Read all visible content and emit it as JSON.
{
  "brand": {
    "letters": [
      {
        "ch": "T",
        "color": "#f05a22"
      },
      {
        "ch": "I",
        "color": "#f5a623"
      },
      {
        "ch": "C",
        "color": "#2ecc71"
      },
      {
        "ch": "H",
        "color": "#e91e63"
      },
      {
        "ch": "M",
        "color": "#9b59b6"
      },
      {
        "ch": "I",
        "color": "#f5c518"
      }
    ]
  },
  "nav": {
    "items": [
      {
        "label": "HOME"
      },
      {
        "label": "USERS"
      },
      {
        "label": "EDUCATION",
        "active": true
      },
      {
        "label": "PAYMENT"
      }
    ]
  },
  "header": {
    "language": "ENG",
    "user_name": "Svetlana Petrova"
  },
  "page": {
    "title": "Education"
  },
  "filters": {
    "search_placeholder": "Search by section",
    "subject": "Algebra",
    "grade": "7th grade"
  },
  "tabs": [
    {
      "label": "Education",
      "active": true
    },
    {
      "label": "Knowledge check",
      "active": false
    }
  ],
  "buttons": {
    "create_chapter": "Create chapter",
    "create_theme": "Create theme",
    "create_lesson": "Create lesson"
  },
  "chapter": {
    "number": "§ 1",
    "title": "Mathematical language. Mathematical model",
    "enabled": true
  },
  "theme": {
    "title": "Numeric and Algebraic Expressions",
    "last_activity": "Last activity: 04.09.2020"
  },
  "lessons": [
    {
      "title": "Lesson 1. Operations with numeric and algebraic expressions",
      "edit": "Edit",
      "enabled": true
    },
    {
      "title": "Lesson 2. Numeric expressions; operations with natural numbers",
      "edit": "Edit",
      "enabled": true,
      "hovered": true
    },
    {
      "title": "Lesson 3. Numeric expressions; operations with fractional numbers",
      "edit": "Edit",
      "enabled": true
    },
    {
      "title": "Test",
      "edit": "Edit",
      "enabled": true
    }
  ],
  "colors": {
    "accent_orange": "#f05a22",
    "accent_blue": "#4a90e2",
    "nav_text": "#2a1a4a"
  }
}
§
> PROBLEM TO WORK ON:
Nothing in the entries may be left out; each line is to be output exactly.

> RESULT OF THIS EXERCISE:
Read all visible content and emit it as JSON.
{
  "brand": {
    "letters": [
      {
        "ch": "T",
        "color": "#f05a22"
      },
      {
        "ch": "I",
        "color": "#f5a623"
      },
      {
        "ch": "C",
        "color": "#2ecc71"
      },
      {
        "ch": "H",
        "color": "#e91e63"
      },
      {
        "ch": "M",
        "color": "#9b59b6"
      },
      {
        "ch": "I",
        "color": "#f5c518"
      }
    ]
  },
  "nav": {
    "items": [
      {
        "label": "HOME"
      },
      {
        "label": "USERS"
      },
      {
        "label": "EDUCATION",
        "active": true
      },
      {
        "label": "PAYMENT"
      }
    ]
  },
  "header": {
    "language": "ENG",
    "user_name": "Svetlana Petrova"
  },
  "page": {
    "title": "Education"
  },
  "filters": {
    "search_placeholder": "Search by section",
    "subject": "Algebra",
    "grade": "7th grade"
  },
  "tabs": [
    {
      "label": "Education",
      "active": true
    },
    {
      "label": "Knowledge check",
      "active": false
    }
  ],
  "buttons": {
    "create_chapter": "Create chapter",
    "create_theme": "Create theme",
    "create_lesson": "Create lesson"
  },
  "chapter": {
    "number": "§ 1",
    "title": "Mathematical language. Mathematical model",
    "enabled": true
  },
  "theme": {
    "title": "Numeric and Algebraic Expressions",
    "last_activity": "Last activity: 04.09.2020"
  },
  "lessons": [
    {
      "title": "Lesson 1. Operations with numeric and algebraic expressions",
      "edit": "Edit",
      "enabled": true
    },
    {
      "title": "Lesson 2. Numeric expressions; operations with natural numbers",
      "edit": "Edit",
      "enabled": true,
      "hovered": true
    },
    {
      "title": "Lesson 3. Numeric expressions; operations with fractional numbers",
      "edit": "Edit",
      "enabled": true
    },
    {
      "title": "Test",
      "edit": "Edit",
      "enabled": true
    }
  ],
  "colors": {
    "accent_orange": "#f05a22",
    "accent_blue": "#4a90e2",
    "nav_text": "#2a1a4a"
  }
}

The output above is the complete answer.